[ACTIVITY]: A word-for-word restatement of every record is required.

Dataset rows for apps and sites
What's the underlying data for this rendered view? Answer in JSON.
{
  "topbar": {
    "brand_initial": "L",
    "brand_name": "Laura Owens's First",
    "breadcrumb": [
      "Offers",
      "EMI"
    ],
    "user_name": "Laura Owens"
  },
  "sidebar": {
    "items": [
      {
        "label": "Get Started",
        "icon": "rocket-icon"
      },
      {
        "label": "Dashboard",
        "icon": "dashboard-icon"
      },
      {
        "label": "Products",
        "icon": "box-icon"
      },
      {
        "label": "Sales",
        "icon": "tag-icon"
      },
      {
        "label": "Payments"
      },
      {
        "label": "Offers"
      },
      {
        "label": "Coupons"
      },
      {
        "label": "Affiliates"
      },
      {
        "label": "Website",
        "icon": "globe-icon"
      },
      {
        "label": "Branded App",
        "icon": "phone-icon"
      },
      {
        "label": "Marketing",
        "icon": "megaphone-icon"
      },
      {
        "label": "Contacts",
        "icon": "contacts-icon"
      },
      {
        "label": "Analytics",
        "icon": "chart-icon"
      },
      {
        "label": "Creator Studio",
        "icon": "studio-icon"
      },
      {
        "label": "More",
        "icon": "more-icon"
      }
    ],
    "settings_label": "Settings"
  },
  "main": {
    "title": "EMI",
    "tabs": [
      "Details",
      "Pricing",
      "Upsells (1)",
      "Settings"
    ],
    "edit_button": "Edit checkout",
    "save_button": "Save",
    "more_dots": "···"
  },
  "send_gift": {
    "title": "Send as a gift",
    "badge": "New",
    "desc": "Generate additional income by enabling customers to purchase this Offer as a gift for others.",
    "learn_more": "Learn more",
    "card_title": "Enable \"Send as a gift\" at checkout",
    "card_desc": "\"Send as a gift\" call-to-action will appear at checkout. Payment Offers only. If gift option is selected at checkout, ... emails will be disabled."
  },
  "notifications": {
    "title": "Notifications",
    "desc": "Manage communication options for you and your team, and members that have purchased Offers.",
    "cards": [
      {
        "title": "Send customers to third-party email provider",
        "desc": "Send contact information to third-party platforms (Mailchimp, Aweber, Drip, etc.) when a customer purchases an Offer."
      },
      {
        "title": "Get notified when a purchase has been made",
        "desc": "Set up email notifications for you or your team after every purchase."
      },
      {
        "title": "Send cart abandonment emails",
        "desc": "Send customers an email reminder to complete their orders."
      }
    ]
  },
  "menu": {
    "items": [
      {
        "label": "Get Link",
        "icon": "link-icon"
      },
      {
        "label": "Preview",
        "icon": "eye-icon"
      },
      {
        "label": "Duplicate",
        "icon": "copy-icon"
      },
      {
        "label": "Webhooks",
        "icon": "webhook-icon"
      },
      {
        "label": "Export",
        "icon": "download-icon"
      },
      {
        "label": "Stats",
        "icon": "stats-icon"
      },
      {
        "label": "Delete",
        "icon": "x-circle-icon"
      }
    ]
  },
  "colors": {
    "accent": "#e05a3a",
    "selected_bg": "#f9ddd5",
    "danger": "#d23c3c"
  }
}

[WRITTEN REPLY]:
What's the underlying data for this rendered view? Answer in JSON.
{
  "topbar": {
    "brand_initial": "L",
    "brand_name": "Laura Owens's First",
    "breadcrumb": [
      "Offers",
      "EMI"
    ],
    "user_name": "Laura Owens"
  },
  "sidebar": {
    "items": [
      {
        "label": "Get Started",
        "icon": "rocket-icon"
      },
      {
        "label": "Dashboard",
        "icon": "dashboard-icon"
      },
      {
        "label": "Products",
        "icon": "box-icon"
      },
      {
        "label": "Sales",
        "icon": "tag-icon"
      },
      {
        "label": "Payments"
      },
      {
        "label": "Offers"
      },
      {
        "label": "Coupons"
      },
      {
        "label": "Affiliates"
      },
      {
        "label": "Website",
        "icon": "globe-icon"
      },
      {
        "label": "Branded App",
        "icon": "phone-icon"
      },
      {
        "label": "Marketing",
        "icon": "megaphone-icon"
      },
      {
        "label": "Contacts",
        "icon": "contacts-icon"
      },
      {
        "label": "Analytics",
        "icon": "chart-icon"
      },
      {
        "label": "Creator Studio",
        "icon": "studio-icon"
      },
      {
        "label": "More",
        "icon": "more-icon"
      }
    ],
    "settings_label": "Settings"
  },
  "main": {
    "title": "EMI",
    "tabs": [
      "Details",
      "Pricing",
      "Upsells (1)",
      "Settings"
    ],
    "edit_button": "Edit checkout",
    "save_button": "Save",
    "more_dots": "···"
  },
  "send_gift": {
    "title": "Send as a gift",
    "badge": "New",
    "desc": "Generate additional income by enabling customers to purchase this Offer as a gift for others.",
    "learn_more": "Learn more",
    "card_title": "Enable \"Send as a gift\" at checkout",
    "card_desc": "\"Send as a gift\" call-to-action will appear at checkout. Payment Offers only. If gift option is selected at checkout, ... emails will be disabled."
  },
  "notifications": {
    "title": "Notifications",
    "desc": "Manage communication options for you and your team, and members that have purchased Offers.",
    "cards": [
      {
        "title": "Send customers to third-party email provider",
        "desc": "Send contact information to third-party platforms (Mailchimp, Aweber, Drip, etc.) when a customer purchases an Offer."
      },
      {
        "title": "Get notified when a purchase has been made",
        "desc": "Set up email notifications for you or your team after every purchase."
      },
      {
        "title": "Send cart abandonment emails",
        "desc": "Send customers an email reminder to complete their orders."
      }
    ]
  },
  "menu": {
    "items": [
      {
        "label": "Get Link",
        "icon": "link-icon"
      },
      {
        "label": "Preview",
        "icon": "eye-icon"
      },
      {
        "label": "Duplicate",
        "icon": "copy-icon"
      },
      {
        "label": "Webhooks",
        "icon": "webhook-icon"
      },
      {
        "label": "Export",
        "icon": "download-icon"
      },
      {
        "label": "Stats",
        "icon": "stats-icon"
      },
      {
        "label": "Delete",
        "icon": "x-circle-icon"
      }
    ]
  },
  "colors": {
    "accent": "#e05a3a",
    "selected_bg": "#f9ddd5",
    "danger": "#d23c3c"
  }
}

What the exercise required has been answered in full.